Deploying to HockeyApp from VSTS
As already discussed in previous posts one of our customer wanted an fully automated end-to-end experience based on VSTS using a bunch of different 3rd party tools as shown in the picture below. Read the full story in the previous post.
In this post I will cover the last missing step: Deployment of the Android APK to HockeyApp.
First of all we need a HockeyApp account. You can get it on https://www.hockeyapp.net/ .When logged in create a new App in the HockeyApp portal. You can do this by clicking “New App”. I chose to create the app manually in the upcoming dialog. You can choose the platform then. For our scenario I chose Android. However you can see that you could also use HockeyApp for iOS and other operation systems. Specify title and package name and save it. In the following dialog you’ll find an App ID. You’ll need it later, write it down somewhere.

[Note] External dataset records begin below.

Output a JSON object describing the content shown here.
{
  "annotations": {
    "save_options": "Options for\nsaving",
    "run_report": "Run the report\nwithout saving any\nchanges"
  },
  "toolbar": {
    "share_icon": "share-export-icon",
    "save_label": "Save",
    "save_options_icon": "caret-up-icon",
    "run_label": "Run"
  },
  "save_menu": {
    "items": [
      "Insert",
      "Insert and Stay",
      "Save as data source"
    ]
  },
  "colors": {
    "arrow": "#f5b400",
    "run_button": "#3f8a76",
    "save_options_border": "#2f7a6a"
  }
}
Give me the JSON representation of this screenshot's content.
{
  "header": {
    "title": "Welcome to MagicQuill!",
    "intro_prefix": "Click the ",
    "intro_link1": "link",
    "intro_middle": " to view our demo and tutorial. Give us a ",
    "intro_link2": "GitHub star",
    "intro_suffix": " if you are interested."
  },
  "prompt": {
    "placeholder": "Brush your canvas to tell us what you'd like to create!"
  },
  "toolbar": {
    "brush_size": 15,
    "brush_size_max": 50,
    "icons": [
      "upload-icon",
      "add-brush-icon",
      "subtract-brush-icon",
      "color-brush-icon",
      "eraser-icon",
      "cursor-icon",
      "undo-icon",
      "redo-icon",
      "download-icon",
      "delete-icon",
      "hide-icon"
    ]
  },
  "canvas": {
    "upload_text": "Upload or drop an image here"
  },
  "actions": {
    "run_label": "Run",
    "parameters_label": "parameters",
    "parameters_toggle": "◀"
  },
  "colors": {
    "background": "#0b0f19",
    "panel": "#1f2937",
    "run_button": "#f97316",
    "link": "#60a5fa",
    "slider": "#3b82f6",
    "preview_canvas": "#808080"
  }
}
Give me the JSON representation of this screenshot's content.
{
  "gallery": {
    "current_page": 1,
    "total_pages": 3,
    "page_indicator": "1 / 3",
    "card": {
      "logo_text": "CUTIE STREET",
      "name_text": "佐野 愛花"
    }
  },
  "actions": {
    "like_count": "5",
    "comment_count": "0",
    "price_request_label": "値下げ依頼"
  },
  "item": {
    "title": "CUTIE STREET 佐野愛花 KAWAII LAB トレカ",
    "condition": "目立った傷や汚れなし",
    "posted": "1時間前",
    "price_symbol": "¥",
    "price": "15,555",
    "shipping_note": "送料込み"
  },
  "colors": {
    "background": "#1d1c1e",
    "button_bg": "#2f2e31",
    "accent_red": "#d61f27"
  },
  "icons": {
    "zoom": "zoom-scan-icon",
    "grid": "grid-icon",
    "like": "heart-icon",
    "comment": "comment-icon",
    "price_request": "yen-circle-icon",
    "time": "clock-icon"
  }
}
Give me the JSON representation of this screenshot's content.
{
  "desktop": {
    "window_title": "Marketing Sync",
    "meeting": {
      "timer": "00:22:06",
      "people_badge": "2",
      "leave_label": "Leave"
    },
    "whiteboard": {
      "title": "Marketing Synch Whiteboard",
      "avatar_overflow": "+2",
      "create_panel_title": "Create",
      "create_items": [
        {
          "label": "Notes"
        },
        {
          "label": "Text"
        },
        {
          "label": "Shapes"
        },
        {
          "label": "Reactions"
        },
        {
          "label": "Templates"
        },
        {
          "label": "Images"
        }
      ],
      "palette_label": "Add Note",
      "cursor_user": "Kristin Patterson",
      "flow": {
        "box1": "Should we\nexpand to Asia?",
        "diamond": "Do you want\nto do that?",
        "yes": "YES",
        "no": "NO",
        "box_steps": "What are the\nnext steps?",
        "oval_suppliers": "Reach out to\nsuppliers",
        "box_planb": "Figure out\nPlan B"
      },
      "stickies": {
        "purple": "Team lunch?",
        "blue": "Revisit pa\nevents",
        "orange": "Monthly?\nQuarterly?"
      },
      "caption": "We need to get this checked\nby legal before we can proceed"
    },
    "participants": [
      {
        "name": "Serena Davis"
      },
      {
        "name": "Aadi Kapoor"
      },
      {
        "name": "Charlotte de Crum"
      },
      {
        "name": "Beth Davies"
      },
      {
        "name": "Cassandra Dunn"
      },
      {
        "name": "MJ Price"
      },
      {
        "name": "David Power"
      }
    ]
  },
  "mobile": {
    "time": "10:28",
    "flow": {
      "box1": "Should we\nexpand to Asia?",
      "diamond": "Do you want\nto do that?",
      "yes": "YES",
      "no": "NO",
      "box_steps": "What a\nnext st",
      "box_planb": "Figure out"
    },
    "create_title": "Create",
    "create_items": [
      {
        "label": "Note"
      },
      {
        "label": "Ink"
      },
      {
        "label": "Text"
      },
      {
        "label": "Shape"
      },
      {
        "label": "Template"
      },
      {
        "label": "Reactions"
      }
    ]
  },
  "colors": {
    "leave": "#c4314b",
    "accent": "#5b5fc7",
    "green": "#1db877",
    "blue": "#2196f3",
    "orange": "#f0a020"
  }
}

However that’s not all. You also need an API Token to be able to talk to HockeyApp at all. To get the token open the account settings of HockeyApp.
In the lower left corner click “API Tokens” and generate an API token. You can choose to create a token for all apps or just one and you can also select the right according to our needs. What you will get is once again one of those lengthy strings. Keep it and don’t mix it up with the App ID you created before. You will need both.
The AppID will be used to identify which app on HockeyApp you are going to deploy. The API token will be used to set up a connection from VSTS to HockeyApp. That’s what we are going to do right now.
Setting up a Service Endpoint to HockeyApp from VSTS
In VSTS we once again click the gear on the upper right:
We create a new endpoint again. This time we choose “HockeyApp”.
We provide a name for the connection – this is just for us to recognize it later. And of course we provide the API token here. Just to be clear: We are setting up the connection to HockeyApp so we don’t specify the AppID here for the moment.
Create a release definition to deploy to HockeyApp
Now we create a new Release Definition. To do this we go back into our team project where we defined the build definition before. However this time we create a new release definition.
We’ll start up with an empty definition.
A release definition is mostly somehow related to a build definition. So we choose the build definition we created before. Why is this important? Because this way we can make sure that the release process is triggered whenever there’s “something new” coming from the build.
If you have already run your build successfully you will automatically find the artifacts of your build in the artifacts tab. If not you can add them manually.
In the “Triggers” view you specify Continuous Deployment whenever a new artifact version is available. The artifact source is – of course – the artifact produced by our build.
We are almost there! Per default one Release Environment has been created. It’s pretty cool that we can create multiple environments but for our end to end scenario one environment is sufficient. We add a release task and select the “HockeyApp” task. In case it’s not available for you, just install it from the marketplace.
Now let’s do this last configuration:
Select the correct HockeyApp connection. We created this connection in an earlier step, you just have to choose it. Next we need to provide the correct AppId. At this point it should be obvious why we are working with a separate ID here – we need it because we could have set up multiple Apps in HockeyApp. We only need one connection to HockeyApp (that’s why we configured the service endpoint). However we need one identifier for every app as well. And finally of course we need the path to the apk.
The path is built up like this:
[NameOfTheArtifactSourceAlias] can be found here in our release definition:
[NameOfTheArtifact] can only be found in the build (!!!) definition. So if you don’t remember it, you have to switch tabs and select your build definition and look it up.
So it all looks like this.
We are done. No let’ recap what will happen:
- We commit code to Bitbucket.
- A build process will be triggered automatically in VSTS.
- A message will be send to HipChat automatically.
- SonarQube analysis will be triggerd.
- The Android app will be built.
- SonarQube results will be published on the server specified.
- The app package will be uploaded to HockeyApp.
Does this really work? Yes! Here’s the app in HockeyApp:
In this multipost series I showed how to integrate a variety of 3rd party tools with VSTS. This really is just a basic workflow. You could (and might) configure much more. I still think it’s pretty impressive from a user perspective as the integration and full automation takes away a lot of pain you might be experiencing otherwise. And it certainly is an excellent starting point for additonal customizations.
This is really just one scenario with requirements one specific customer had. Check out the Visual Studio Marktplace if you are missing extensions or integration into other tools. Or of course you could write your own extension for VSTS in case you want more comfort than working with powershell.